In This Section

In Memoriam: Joseph A. DiPaolo

(06/13/1924 - 11/03/2015)Member since 1957

Joseph A. DiPaolo, PhD, an emeritus member of the AACR, died November 3, 2015, at the age of 91. An active AACR member since 1957, DiPaolo served on the AACR board of directors from 1983 to 1986.

A renowned cancer researcher, DiPaolo was scientist emeritus at the National Cancer Institute (NCI) in Bethesda, Maryland, where he spent most of his career, including as chief of the laboratory of biology in the Division of Basic Science. Before his tenure at the NCI, which began in 1976, DiPaolo was a senior cancer research scientist at Roswell Park Cancer Institute in Buffalo, New York. His research was cited in the landmark 1964 report, ‘smoking and Health: Report of the Advisory Committee to the Surgeon General of the Public Health Service.

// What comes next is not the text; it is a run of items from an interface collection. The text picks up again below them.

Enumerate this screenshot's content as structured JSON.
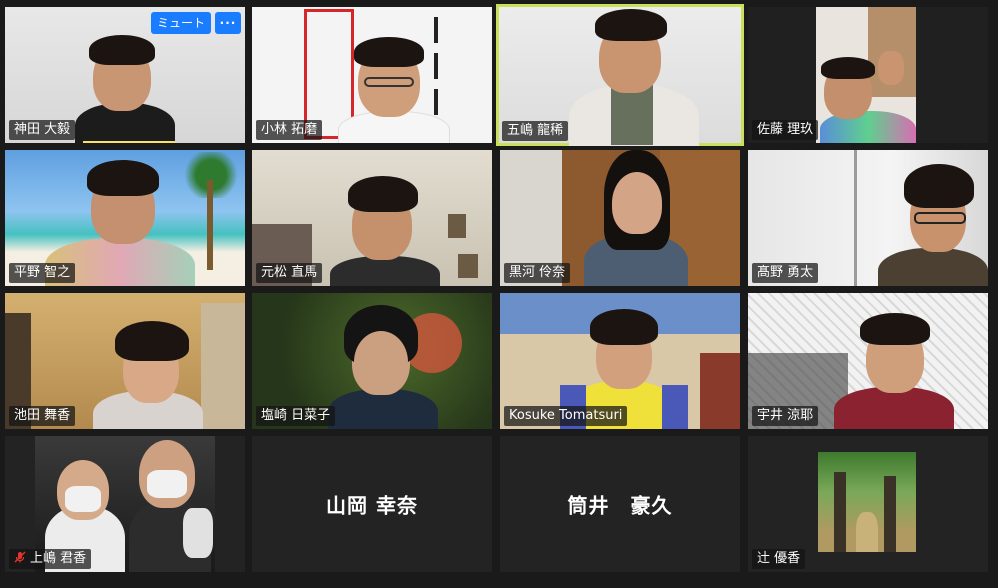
{
  "participants": [
    {
      "name": "神田 大毅",
      "muted": false,
      "show_controls": true
    },
    {
      "name": "小林 拓磨",
      "muted": false
    },
    {
      "name": "五嶋 龍稀",
      "muted": false,
      "active": true
    },
    {
      "name": "佐藤 理玖",
      "muted": false
    },
    {
      "name": "平野 智之",
      "muted": false
    },
    {
      "name": "元松 直馬",
      "muted": false
    },
    {
      "name": "黒河 伶奈",
      "muted": false
    },
    {
      "name": "髙野 勇太",
      "muted": false
    },
    {
      "name": "池田 舞香",
      "muted": false
    },
    {
      "name": "塩崎 日菜子",
      "muted": false
    },
    {
      "name": "Kosuke Tomatsuri",
      "muted": false
    },
    {
      "name": "宇井 涼耶",
      "muted": false
    },
    {
      "name": "上嶋 君香",
      "muted": true
    },
    {
      "name": "山岡 幸奈",
      "video_off": true
    },
    {
      "name": "筒井　豪久",
      "video_off": true
    },
    {
      "name": "辻 優香",
      "muted": false
    }
  ],
  "controls": {
    "mute_label": "ミュート",
    "more_label": "···"
  },
  "colors": {
    "background": "#1a1a1a",
    "tile": "#232323",
    "active_border": "#c8e05a",
    "button_blue": "#1a7cff",
    "mute_red": "#e0352b"
  }
}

Born June 13, 1924, DiPaolo graduated from Wesleyan University in Middletown, Connecticut. He received his master’s degree from Case Western Reserve University in Cleveland, and his doctorate from Northwestern University in Evanston, Illinois. Early in his career, DiPaolo was an instructor of genetics bacteriology at Loyola University in Chicago and an instructor of clinical and experimental pathology at Northwestern University School of Medicine. DiPaolo continued to teach while at the NCI at George Washington University in Washington, where he was an associate professor.

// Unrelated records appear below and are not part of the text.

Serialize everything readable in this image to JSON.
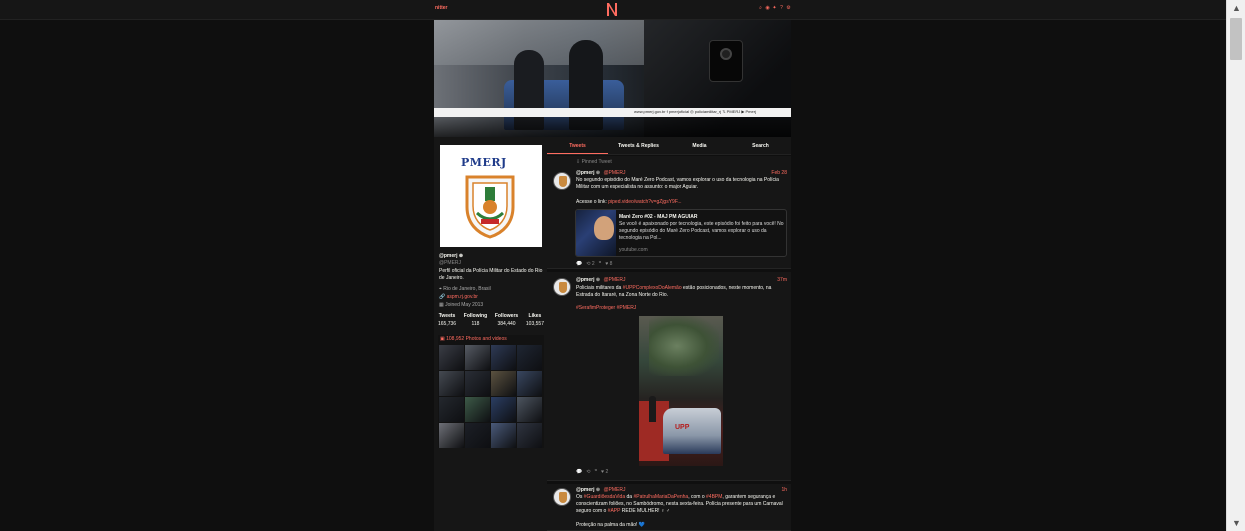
{
  "nav": {
    "brand": "nitter",
    "icons": [
      "search-icon",
      "rss-icon",
      "twitter-icon",
      "info-icon",
      "settings-icon"
    ],
    "icon_glyphs": [
      "⌕",
      "◉",
      "✦",
      "?",
      "⚙"
    ]
  },
  "banner": {
    "strip_text": "www.pmerj.gov.br   f pmerjoficial   ◎ policiamilitar_rj   𝕏 PMERJ   ▶ Pmerj"
  },
  "profile": {
    "logo_text": "PMERJ",
    "fullname": "@pmerj",
    "handle": "@PMERJ",
    "bio": "Perfil oficial da Polícia Militar do Estado do Rio de Janeiro.",
    "location": "Rio de Janeiro, Brasil",
    "website": "aspm.rj.gov.br",
    "joined": "Joined May 2013",
    "stats": [
      {
        "label": "Tweets",
        "value": "165,736"
      },
      {
        "label": "Following",
        "value": "118"
      },
      {
        "label": "Followers",
        "value": "384,440"
      },
      {
        "label": "Likes",
        "value": "103,557"
      }
    ],
    "media_label": "108,952 Photos and videos"
  },
  "tabs": [
    "Tweets",
    "Tweets & Replies",
    "Media",
    "Search"
  ],
  "tweets": [
    {
      "pinned": "Pinned Tweet",
      "fullname": "@pmerj",
      "username": "@PMERJ",
      "date": "Feb 28",
      "text1": "No segundo episódio do Maré Zero Podcast, vamos explorar o uso da tecnologia na Polícia Militar com um especialista no assunto: o major Aguiar.",
      "text2": "Acesse o link: ",
      "link": "piped.video/watch?v=gZjgsY9F...",
      "card": {
        "title": "Maré Zero #02 - MAJ PM AGUIAR",
        "desc": "Se você é apaixonado por tecnologia, este episódio foi feito para você! No segundo episódio do Maré Zero Podcast, vamos explorar o uso da tecnologia na Pol...",
        "domain": "youtube.com"
      },
      "replies": "",
      "retweets": "2",
      "quotes": "",
      "likes": "8"
    },
    {
      "fullname": "@pmerj",
      "username": "@PMERJ",
      "date": "37m",
      "pre": "Policiais militares da ",
      "tag1": "#UPPComplexoDoAlemão",
      "post": " estão posicionados, neste momento, na Estrada do Itararé, na Zona Norte do Rio.",
      "tags2": "#SerafimProteger #PMERJ",
      "photo_label": "UPP",
      "replies": "",
      "retweets": "",
      "quotes": "",
      "likes": "2"
    },
    {
      "fullname": "@pmerj",
      "username": "@PMERJ",
      "date": "1h",
      "p1": "Os ",
      "h1": "#GuardiõesdaVida",
      "p2": " da ",
      "h2": "#PatrulhaMariaDaPenha",
      "p3": ", com o ",
      "h3": "#4BPM",
      "p4": ", garantem segurança e conscientizam foliões, no Sambódromo, nesta sexta-feira. Polícia presente para um Carnaval seguro com o ",
      "h4": "#APP",
      "p5": " REDE MULHER! ♀ ♂",
      "line2": "Proteção na palma da mão! 💙"
    }
  ],
  "colors": {
    "accent": "#ff6c60",
    "background": "#0f0f0f",
    "panel": "#161616",
    "text": "#f8f8f2"
  },
  "media_thumb_colors": [
    "#3a3d45",
    "#565b64",
    "#2e3a55",
    "#1f2633",
    "#454a52",
    "#2a2e36",
    "#5b5240",
    "#394760",
    "#24282e",
    "#3d5a48",
    "#2b3e63",
    "#4d5560",
    "#6e7077",
    "#1c1f26",
    "#4a5a7a",
    "#2f3440"
  ]
}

DiPaolo’s career included myriad international collaborations. He was chair of the U.S. Soviet Cancer Exchange (1973-1976) and the U.S.-Germany Cancer Program Area for Environmental Carcinogenesis (1979-1985), and co-chair of the 1994 Cervical Cancer Prevention and Therapy Symposium Union for International Cancer Control in New Delhi. Additionally, he was a consultant for the United States-Poland Cancer Program (1979-1991) and a member of the scientific committee of the 23rd International Papilloma Conference in 2006.)

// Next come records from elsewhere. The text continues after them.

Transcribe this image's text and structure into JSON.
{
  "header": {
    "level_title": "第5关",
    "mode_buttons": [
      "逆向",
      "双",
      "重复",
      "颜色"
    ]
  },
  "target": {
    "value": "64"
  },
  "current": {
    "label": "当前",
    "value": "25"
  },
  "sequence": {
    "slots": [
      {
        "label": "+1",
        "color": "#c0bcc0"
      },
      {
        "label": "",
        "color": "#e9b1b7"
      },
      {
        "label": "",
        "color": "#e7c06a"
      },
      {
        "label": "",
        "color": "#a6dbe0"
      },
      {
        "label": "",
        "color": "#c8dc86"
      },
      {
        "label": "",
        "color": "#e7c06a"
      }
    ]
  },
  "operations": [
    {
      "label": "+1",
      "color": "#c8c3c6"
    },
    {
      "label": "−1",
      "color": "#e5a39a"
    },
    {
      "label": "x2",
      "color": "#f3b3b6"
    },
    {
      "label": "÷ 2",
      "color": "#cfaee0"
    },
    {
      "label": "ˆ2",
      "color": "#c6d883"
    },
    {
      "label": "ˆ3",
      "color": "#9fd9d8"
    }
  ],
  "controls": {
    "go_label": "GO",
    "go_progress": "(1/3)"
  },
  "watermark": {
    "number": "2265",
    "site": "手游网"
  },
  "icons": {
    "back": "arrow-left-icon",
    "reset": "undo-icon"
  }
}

In addition to his 58 years of AACR involvement, DiPaolo was a member of numerous other professional organizations, including the Council of European Research, the Genetics Society of America, the European Association for Cancer Research, and was a fellow of the New York Academy of Sciences and the American Association for the Advancement of Science.